Moms make connections on Facebook

I never thought that I was the type to crumble under peer pressure, surrender to the insanity and plummet into the bizarre world of web-based social networking. Call me old-fashioned, but I’d rather schmooze over a caf é latte at Starbucks than silly icons in cyberspace. Until recently, I associated these popular online communities, such as Facebook and MySpace, with bullying teenagers, child predators and sly spouses about to break the seventh commandment.

Truth is, Facebook is serious fun for millions of people. Many are moms who want to build a sense of community by connecting with old friends and making new ones with similar interests and activities. It’s a strange concept, but here’s how to get started. First, go to and fill out a profile. (You can lie about your age if you want.)


Then, post the most flattering picture of yourself that you can find, even if you’re wearing a poncho from the 1970s. Next, invite as many “Facebook-ites” as possible to be your friends, like you’re trying to win a popularity contest. Finally, after they “confirm” you as a friend, invite their friends to be your friends and so on until your computer crashes or your head explodes from overstimulation, whichever comes first.

Facebook is a useful tool for moms because we can monitor the mischieveousness of our underage children and spy on their friends as well. We also can track down high school classmates who we haven’t seen in decades, exchange cheese ball recipes, join the movement to stop genocide in Darfur, search for business opportunities and send family vacation pictures to far away relatives. Not only that, we can get advice on everything relevant (or irrelevant) in our lives, from potty training and retirement planning to adoption and home schooling. Bottom line, Facebook brings people together. Hopefully, the blogging craze will calm down before my kids ask for their own account.

The brainchild of this now $15 billion business is Mark Zuckerberg (sounds Jewish to me), who launched Facebook five years ago in his dorm room at Harvard University. He was 24- years- old at the time, and Forbes Magazine named him “the world’s youngest self-made billionaire” due to his creation of the popular website.

The popularity of Facebook is undeniable, attracting more than 140 million active users who spend 2.6 billion minutes online each day worldwide. In fact, more than 70 percent of Facebook users are outside the United States and more than 35 translations are available thus far. Also, more than 700 million photos and more than four million videos are uploaded to the site each month.

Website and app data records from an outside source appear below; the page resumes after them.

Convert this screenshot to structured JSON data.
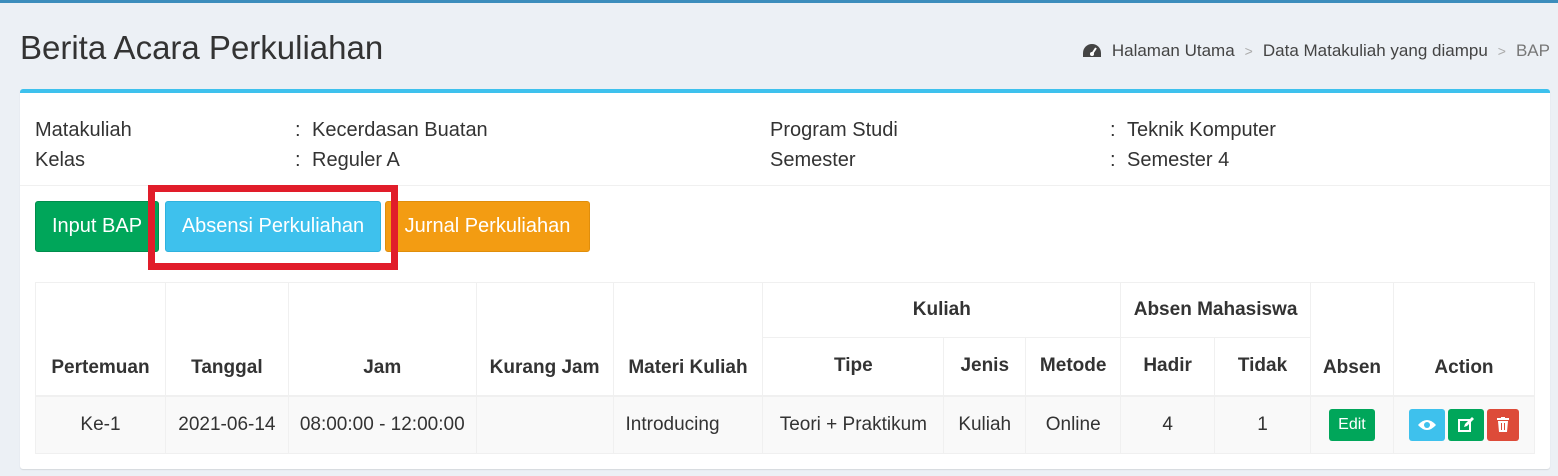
{
  "page": {
    "title": "Berita Acara Perkuliahan"
  },
  "breadcrumb": {
    "home": "Halaman Utama",
    "middle": "Data Matakuliah yang diampu",
    "current": "BAP"
  },
  "info": {
    "matakuliah_label": "Matakuliah",
    "matakuliah_value": "Kecerdasan Buatan",
    "kelas_label": "Kelas",
    "kelas_value": "Reguler A",
    "prodi_label": "Program Studi",
    "prodi_value": "Teknik Komputer",
    "semester_label": "Semester",
    "semester_value": "Semester 4",
    "colon": ":"
  },
  "buttons": {
    "input_bap": "Input BAP",
    "absensi": "Absensi Perkuliahan",
    "jurnal": "Jurnal Perkuliahan"
  },
  "table": {
    "headers": {
      "pertemuan": "Pertemuan",
      "tanggal": "Tanggal",
      "jam": "Jam",
      "kurang_jam": "Kurang Jam",
      "materi": "Materi Kuliah",
      "kuliah": "Kuliah",
      "tipe": "Tipe",
      "jenis": "Jenis",
      "metode": "Metode",
      "absen_mhs": "Absen Mahasiswa",
      "hadir": "Hadir",
      "tidak": "Tidak",
      "absen": "Absen",
      "action": "Action"
    },
    "rows": [
      {
        "pertemuan": "Ke-1",
        "tanggal": "2021-06-14",
        "jam": "08:00:00 - 12:00:00",
        "kurang_jam": "",
        "materi": "Introducing",
        "tipe": "Teori + Praktikum",
        "jenis": "Kuliah",
        "metode": "Online",
        "hadir": "4",
        "tidak": "1",
        "absen_button": "Edit"
      }
    ]
  },
  "colors": {
    "header_border": "#3c8dbc",
    "box_top": "#3ec1ed",
    "success": "#00a65a",
    "info": "#3ec1ed",
    "warning": "#f39c12",
    "danger": "#dd4b39",
    "highlight": "#e11d2a"
  },
  "icons": {
    "breadcrumb_home": "dashboard-icon",
    "view": "eye-icon",
    "edit": "edit-icon",
    "delete": "trash-icon"
  }
}
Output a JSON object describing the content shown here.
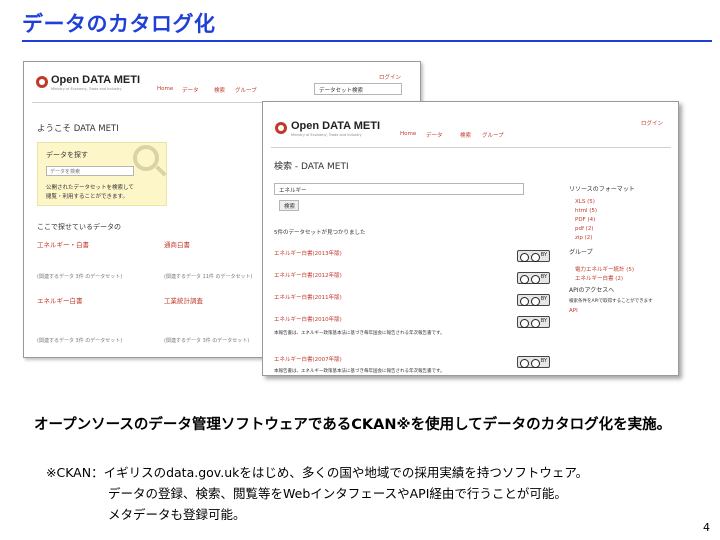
{
  "slide": {
    "title": "データのカタログ化",
    "caption": "オープンソースのデータ管理ソフトウェアであるCKAN※を使用してデータのカタログ化を実施。",
    "note_line1": "※CKAN：イギリスのdata.gov.ukをはじめ、多くの国や地域での採用実績を持つソフトウェア。",
    "note_line2": "データの登録、検索、閲覧等をWebインタフェースやAPI経由で行うことが可能。",
    "note_line3": "メタデータも登録可能。",
    "page_number": "4"
  },
  "back_screenshot": {
    "logo_text": "Open DATA METI",
    "logo_subtitle": "Ministry of Economy, Trade and Industry",
    "login_link": "ログイン",
    "nav": [
      "Home",
      "データ",
      "検索",
      "グループ"
    ],
    "search_placeholder": "データセット検索",
    "welcome_heading": "ようこそ DATA METI",
    "promo_heading": "データを探す",
    "promo_placeholder": "データを検索",
    "promo_text_1": "公開されたデータセットを検索して",
    "promo_text_2": "閲覧・利用することができます。",
    "section_heading": "ここで探せているデータの",
    "groups": [
      {
        "name": "工ネルギー・白書",
        "count": "(関連するデータ 3件 のデータセット)"
      },
      {
        "name": "通商白書",
        "count": "(関連するデータ 11件 のデータセット)"
      },
      {
        "name": "エネルギー白書",
        "count": "(関連するデータ 3件 のデータセット)"
      },
      {
        "name": "工業統計調査",
        "count": "(関連するデータ 3件 のデータセット)"
      }
    ]
  },
  "front_screenshot": {
    "logo_text": "Open DATA METI",
    "logo_subtitle": "Ministry of Economy, Trade and Industry",
    "login_link": "ログイン",
    "nav": [
      "Home",
      "データ",
      "検索",
      "グループ"
    ],
    "page_heading": "検索 - DATA METI",
    "search_value": "エネルギー",
    "search_button": "検索",
    "result_summary": "5件のデータセットが見つかりました",
    "facet_heading": "リソースのフォーマット",
    "formats": [
      "XLS (5)",
      "html (5)",
      "PDF (4)",
      "pdf (2)",
      "zip (2)"
    ],
    "group_heading": "グループ",
    "groups": [
      "電力エネルギー統計 (5)",
      "エネルギー白書 (2)"
    ],
    "api_heading": "APIのアクセスへ",
    "api_text": "検索条件をAPIで取得することができます",
    "api_link": "API",
    "results": [
      {
        "title": "エネルギー白書(2013年版)",
        "desc": "",
        "license": "BY"
      },
      {
        "title": "エネルギー白書(2012年版)",
        "desc": "",
        "license": "BY"
      },
      {
        "title": "エネルギー白書(2011年版)",
        "desc": "",
        "license": "BY"
      },
      {
        "title": "エネルギー白書(2010年版)",
        "desc": "本報告書は、エネルギー政策基本法に基づき毎年国会に報告される年次報告書です。",
        "license": "BY"
      },
      {
        "title": "エネルギー白書(2007年版)",
        "desc": "本報告書は、エネルギー政策基本法に基づき毎年国会に報告される年次報告書です。",
        "license": "BY"
      }
    ]
  },
  "colors": {
    "title_blue": "#1f3fd6",
    "link_red": "#c0392b",
    "promo_yellow": "#fdf6c8"
  }
}
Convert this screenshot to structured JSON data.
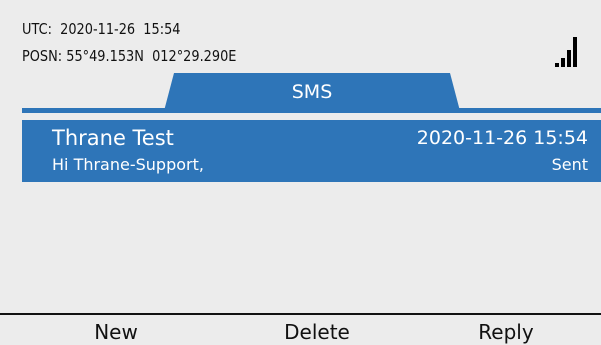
{
  "status": {
    "utc_label": "UTC:",
    "utc_value": "2020-11-26  15:54",
    "posn_label": "POSN:",
    "posn_value": "55°49.153N  012°29.290E",
    "signal_icon": "signal-strength-icon",
    "signal_bars_lit": 4,
    "signal_bars_total": 4
  },
  "tab": {
    "label": "SMS",
    "color": "#2e75b8"
  },
  "messages": [
    {
      "title": "Thrane Test",
      "date": "2020-11-26 15:54",
      "preview": "Hi Thrane-Support,",
      "status": "Sent",
      "selected": true
    }
  ],
  "softkeys": {
    "left": "New",
    "center": "Delete",
    "right": "Reply"
  },
  "colors": {
    "accent": "#2e75b8",
    "background": "#ececec",
    "text": "#111111",
    "selected_text": "#ffffff"
  }
}
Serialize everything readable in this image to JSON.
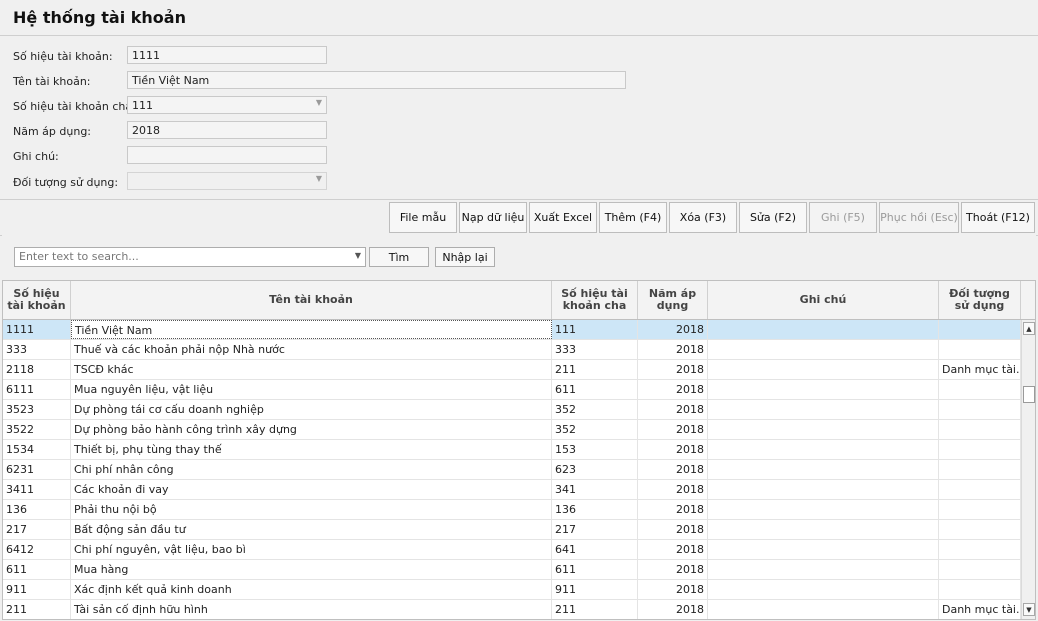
{
  "window": {
    "title": "Hệ thống tài khoản"
  },
  "form": {
    "account_number_label": "Số hiệu tài khoản:",
    "account_number_value": "1111",
    "account_name_label": "Tên tài khoản:",
    "account_name_value": "Tiền Việt Nam",
    "parent_account_label": "Số hiệu tài khoản cha:",
    "parent_account_value": "111",
    "year_label": "Năm áp dụng:",
    "year_value": "2018",
    "note_label": "Ghi chú:",
    "note_value": "",
    "usage_object_label": "Đối tượng sử dụng:",
    "usage_object_value": ""
  },
  "toolbar": {
    "file_template": "File mẫu",
    "load_data": "Nạp dữ liệu",
    "export_excel": "Xuất Excel",
    "add": "Thêm (F4)",
    "delete": "Xóa (F3)",
    "edit": "Sửa (F2)",
    "save": "Ghi (F5)",
    "restore": "Phục hồi (Esc)",
    "exit": "Thoát (F12)"
  },
  "search": {
    "placeholder": "Enter text to search...",
    "find_button": "Tìm",
    "reset_button": "Nhập lại"
  },
  "grid": {
    "columns": {
      "account_number": "Số hiệu tài khoản",
      "account_name": "Tên tài khoản",
      "parent_account": "Số hiệu tài khoản cha",
      "year": "Năm áp dụng",
      "note": "Ghi chú",
      "usage_object": "Đối tượng sử dụng"
    },
    "rows": [
      [
        "1111",
        "Tiền Việt Nam",
        "111",
        "2018",
        "",
        ""
      ],
      [
        "333",
        "Thuế và các khoản phải nộp Nhà nước",
        "333",
        "2018",
        "",
        ""
      ],
      [
        "2118",
        "TSCĐ khác",
        "211",
        "2018",
        "",
        "Danh mục tài..."
      ],
      [
        "6111",
        "Mua nguyên liệu, vật liệu",
        "611",
        "2018",
        "",
        ""
      ],
      [
        "3523",
        "Dự phòng tái cơ cấu doanh nghiệp",
        "352",
        "2018",
        "",
        ""
      ],
      [
        "3522",
        "Dự phòng bảo hành công trình xây dựng",
        "352",
        "2018",
        "",
        ""
      ],
      [
        "1534",
        "Thiết bị, phụ tùng thay thế",
        "153",
        "2018",
        "",
        ""
      ],
      [
        "6231",
        "Chi phí nhân công",
        "623",
        "2018",
        "",
        ""
      ],
      [
        "3411",
        "Các khoản đi vay",
        "341",
        "2018",
        "",
        ""
      ],
      [
        "136",
        "Phải thu nội bộ",
        "136",
        "2018",
        "",
        ""
      ],
      [
        "217",
        "Bất động sản đầu tư",
        "217",
        "2018",
        "",
        ""
      ],
      [
        "6412",
        "Chi phí nguyên, vật liệu, bao bì",
        "641",
        "2018",
        "",
        ""
      ],
      [
        "611",
        "Mua hàng",
        "611",
        "2018",
        "",
        ""
      ],
      [
        "911",
        "Xác định kết quả kinh doanh",
        "911",
        "2018",
        "",
        ""
      ],
      [
        "211",
        "Tài sản cố định hữu hình",
        "211",
        "2018",
        "",
        "Danh mục tài..."
      ]
    ],
    "selected_row": 0
  },
  "icons": {
    "dropdown": "chevron-down-icon",
    "scroll_up": "arrow-up-icon",
    "scroll_down": "arrow-down-icon"
  },
  "colors": {
    "selected_row": "#cde6f7",
    "background": "#f0f0f0"
  }
}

As if moms need another person to answer to, I already struggle to keep up with messages on my landline, cell phone and emails. Now I have to check my Facebook page every day. I need a secretary.

Not surprising, these online communities can be as addictive as chocolate covered almonds. Once I get started I can’t stop. The Facebook founder describes his invention as “contagious, infectious, and viral…(but in a good way).” Just think Webkinz, only for adults.

With so much emphasis on computerized communication and superficial relationships at an early age, the future generation is doomed to forget how to actually speak to real people and write complete sentences. Since I recently became an official blogger, my parental judgment seems sloppier as well. The other night I was engrossed in Facebook, searching for a toy poodle fan club, and I didn’t even notice that my daughter was watching flatulent monkey videos on a laptop computer right next to me. Not only that, it was way past her bedtime.

I’ll never understand their idea of entertainment anyway. Access to these high-tech toys is way out of hand. For example, Jack is so attached to his LG Rumor and video iPod that he sleeps in bed with his favorite electronic devices. Lately when I drive him and his sister in the car, they both plug into their iTunes, and I talk to myself most of the time. The silence is eerie.

Maybe that’s why Facebook is so popular among moms. We feel like someone is actually listening to us. Of course, I rationalize my temporary obsession with Facebook as research for my column. And it’s free. After all, if Barack Obama can launch his presidential campaign by drumming up support on Facebook, the least I can do is explore the possibilities for myself.

“Mishegas of Motherhood” is the creation of Ellie S. Grossman, a St. Louis freelance writer and stay-at-home-mom who never stays home. Send comments to: [email protected]